While walking home with a friend from a viewing party on Tuesday night, I sighed and said words I never thought I'd say. "I feel like they lied to us, I feel cheated, all the time travel and Dharma stuff and everything that happened up until we met Jacob and MIB was filler." I felt sincerely disappointed with the penultimate episode (and the one before it...) and, more strangely, I felt genuine anger toward Cuse and Lindelof. I was mad that they'd created this beautiful mystery box (where's that box from Season 3 anyway?) and then filled it with, what, hokum about the light inside us all and the struggle between faith and curiosity? All of this is just about the age-old and well-worn debate between the heart and the mind? This was not the creepy hatch-beeping, number-pushing, mechanical smoke dinosaur ride I'd signed up for six rainy years ago. And they knew. They knew it wasn't going to be, but they kept stringing us along. They kept acting coy at interviews, promising us that they'd wrap things up properly, that most of these strings (the bigger ones at least) were all leading to one common, perfect knot. And yet so far this season has felt so rushed and vague, such a severe left turn from the previous five years of narrative. By the time my friend and I reached Bowery, I was a bit whipped up, mad that I'd ever let myself love again after the slow march toward disappointment that was the whole X-Files mythology.
Look at something like The Sopranos. That show was capital-A Art, and its unsatisfying ending (to some, not me!) mostly came to be accepted as a confusing but artistically justifiable maestro's stroke. Why can't Lost be the same? Well, because while The Sopranos certainly had its share of unanswered questions — where's the Russian from the Pine Barrens?? — creator David Chase was typically fairly tight-lipped and determined about where the show was heading. He never indulged the audience in the same way that Lindelof and Cuse, whether by mandate of ABC or by their own ego, certainly did. They stuffed us full of mysteries like Se7en gluttons and promised, promised, us that if we just held on for three more seasons, we'd be happy. Or mostly happy. At least content. But now the time's come and the final episodes have felt a bit like diversionary farts. Isn't it sad that Sun and Jin died? Yes, it is, but not enough to make us stop wondering about Walt and Why Aaron Is Special and Egyptian Hatch Symbols.

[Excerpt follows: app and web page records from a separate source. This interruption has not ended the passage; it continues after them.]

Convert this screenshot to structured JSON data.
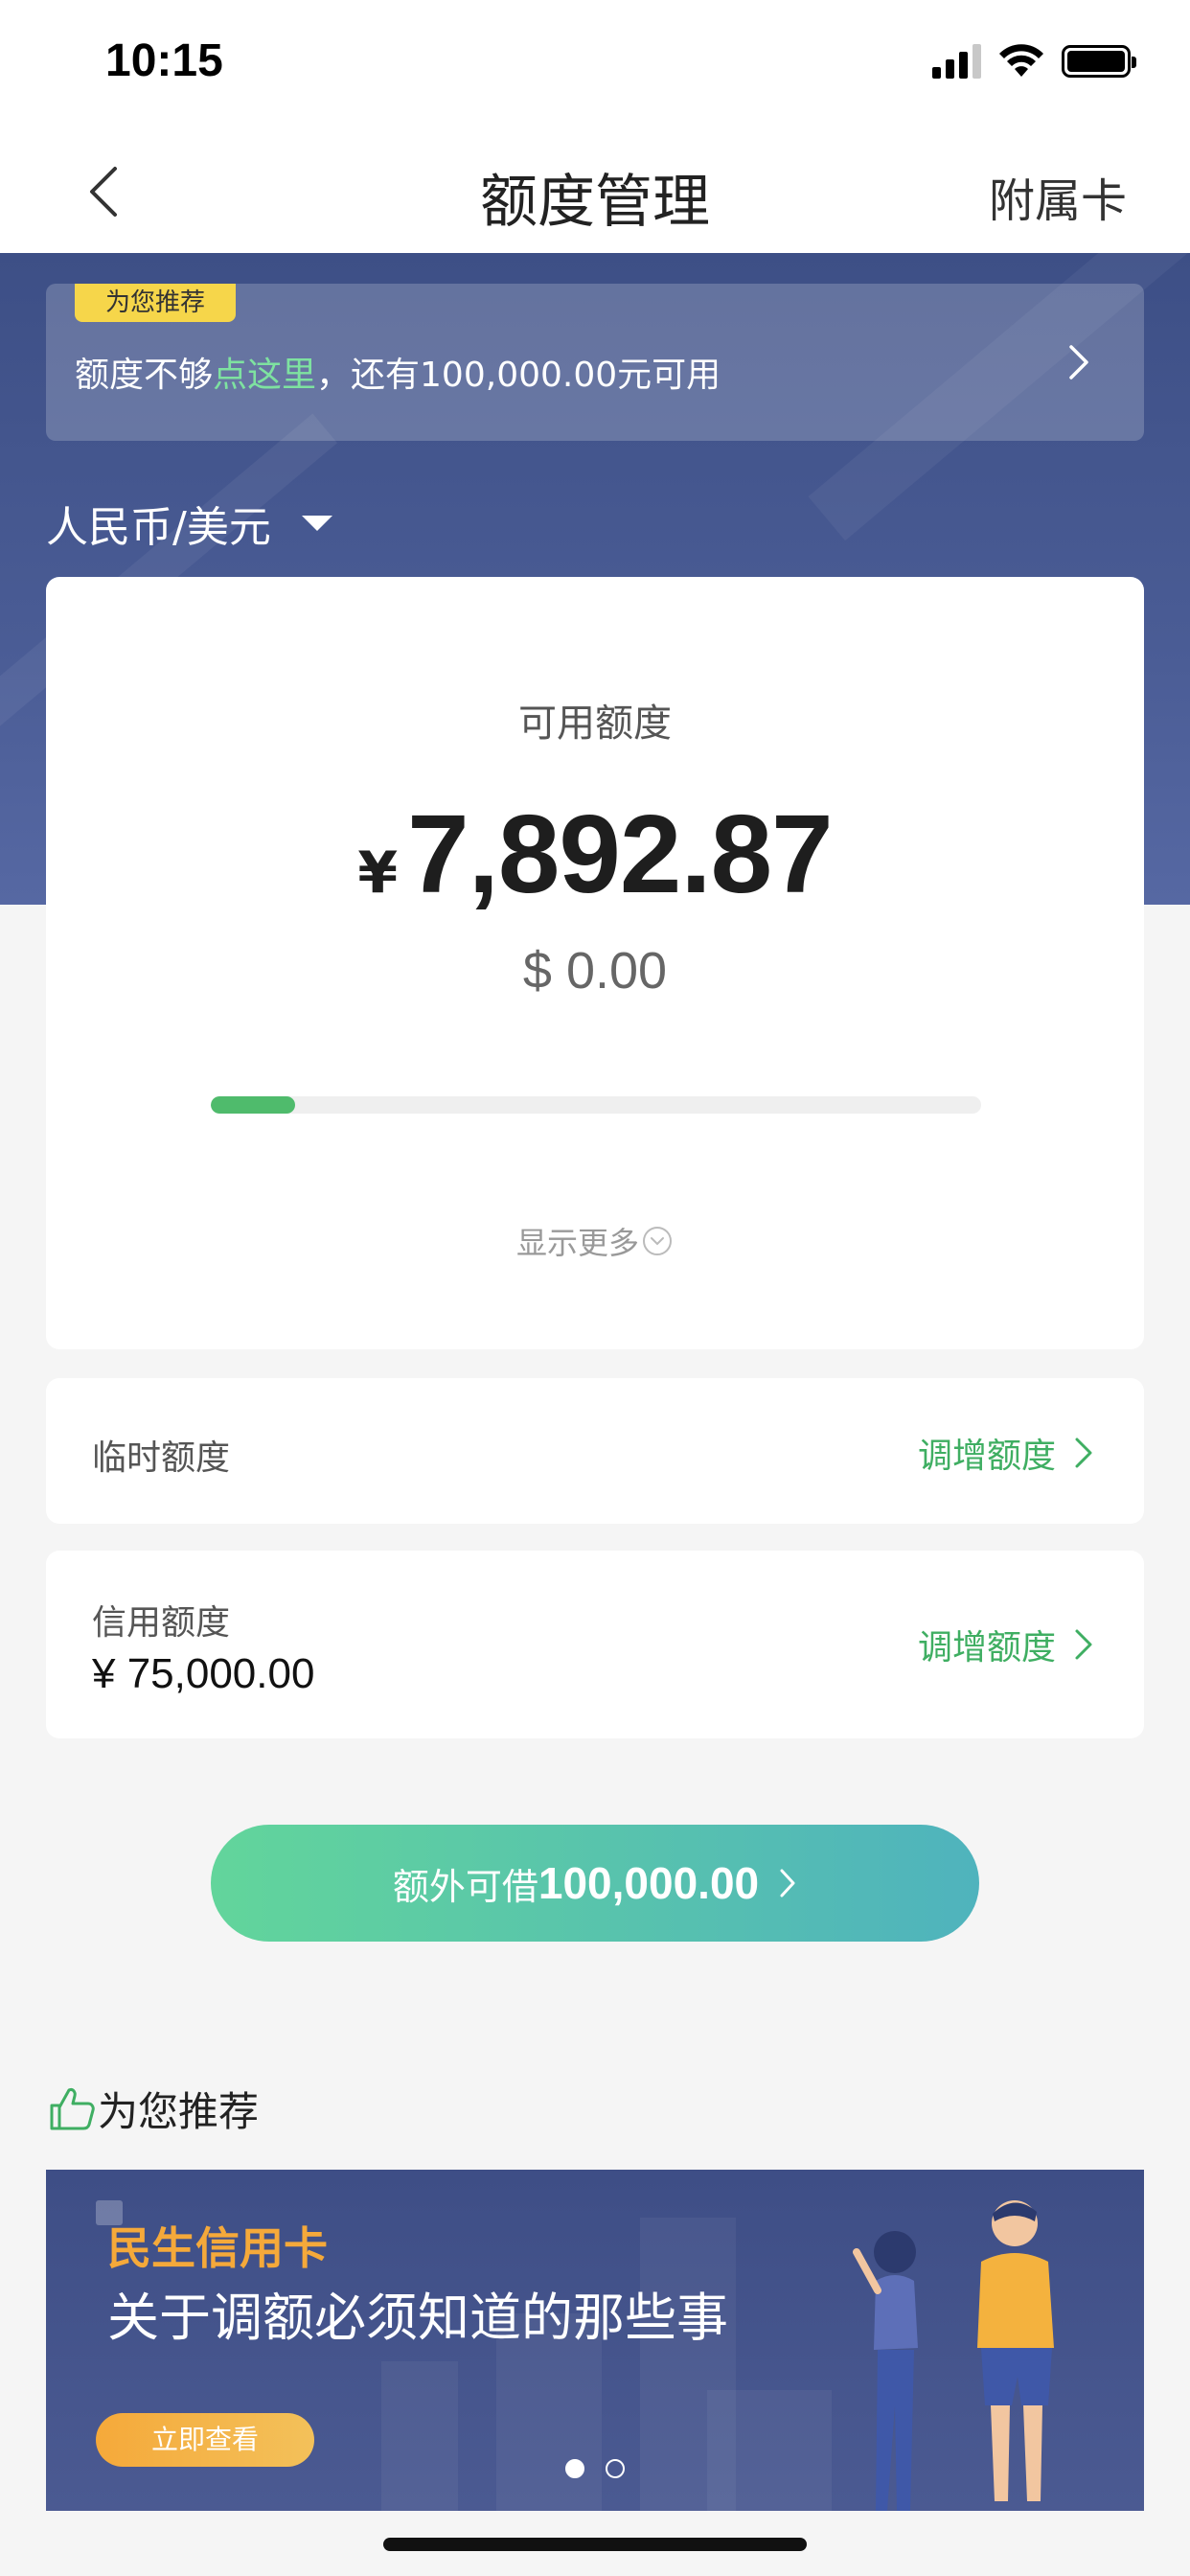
{
  "status_bar": {
    "time": "10:15"
  },
  "nav": {
    "title": "额度管理",
    "right_label": "附属卡"
  },
  "promo": {
    "badge": "为您推荐",
    "text_before": "额度不够",
    "text_link": "点这里",
    "text_after": "，还有100,000.00元可用"
  },
  "currency": {
    "label": "人民币/美元"
  },
  "available": {
    "label": "可用额度",
    "currency_symbol": "¥",
    "amount": "7,892.87",
    "usd": "$ 0.00",
    "usage_fraction": 0.11,
    "show_more": "显示更多"
  },
  "temporary": {
    "label": "临时额度",
    "action": "调增额度"
  },
  "credit": {
    "label": "信用额度",
    "value": "¥ 75,000.00",
    "action": "调增额度"
  },
  "cta": {
    "prefix": "额外可借",
    "amount": "100,000.00"
  },
  "recommend": {
    "title": "为您推荐",
    "banner": {
      "brand": "民生信用卡",
      "headline": "关于调额必须知道的那些事",
      "button": "立即查看"
    },
    "page_index": 0,
    "page_count": 2
  },
  "colors": {
    "accent_green": "#3fae62",
    "hero_blue": "#3d4f86",
    "badge_yellow": "#f6d64a",
    "banner_orange": "#f5a93a"
  }
}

All those questions. You promised guys. You really did. And now we just have to eat the thin soup it really feels like you're going to give us on Sunday. And that sucks. Basically, I went to sleep angry on Tuesday night.
But then the next day I woke up and felt silly. I'm just watching a free TV show that has provided many hours of viewing entertainment and countless more of theorizing with friends and wasting work days reading Doc Jensen and The Tail Section. If the show's mythology does come down to a rudimentary rumination on faith, well... so be it. I'll still have loved the entire first season, I'll still have covered my eyes when barefooted Others first walked by, still marveled at Elizabeth Mitchell's coolly brilliant acting. Lost was a great show! And it's still a pretty good one. Plus it's not even over yet, I could yet be satisfied. Why be so mad? What do they—Them, the Lost powers that be, the true Others — really owe me, or any of us, anyway?
We invested lots of time, they invested countless dollars and man hours and creative energy. We propped up the show with our eyeballs, our blog posts, our participation in those agonizing summertime internet Easter egg hunts. They created the whole thing, out of nothing. Is that really equal work done? Not really. They did all the heavy lifting. Let them end it their way. We should just be grateful for the fun. That's the best way to think about it.
But then I think about every forgotten question and I'm mad again. And then I'm not. I catch myself. This is silly. Is it silly? Are we all being silly about a TV show, or do we deserve something grander, more wholly definitive than it feels like we're gonna get?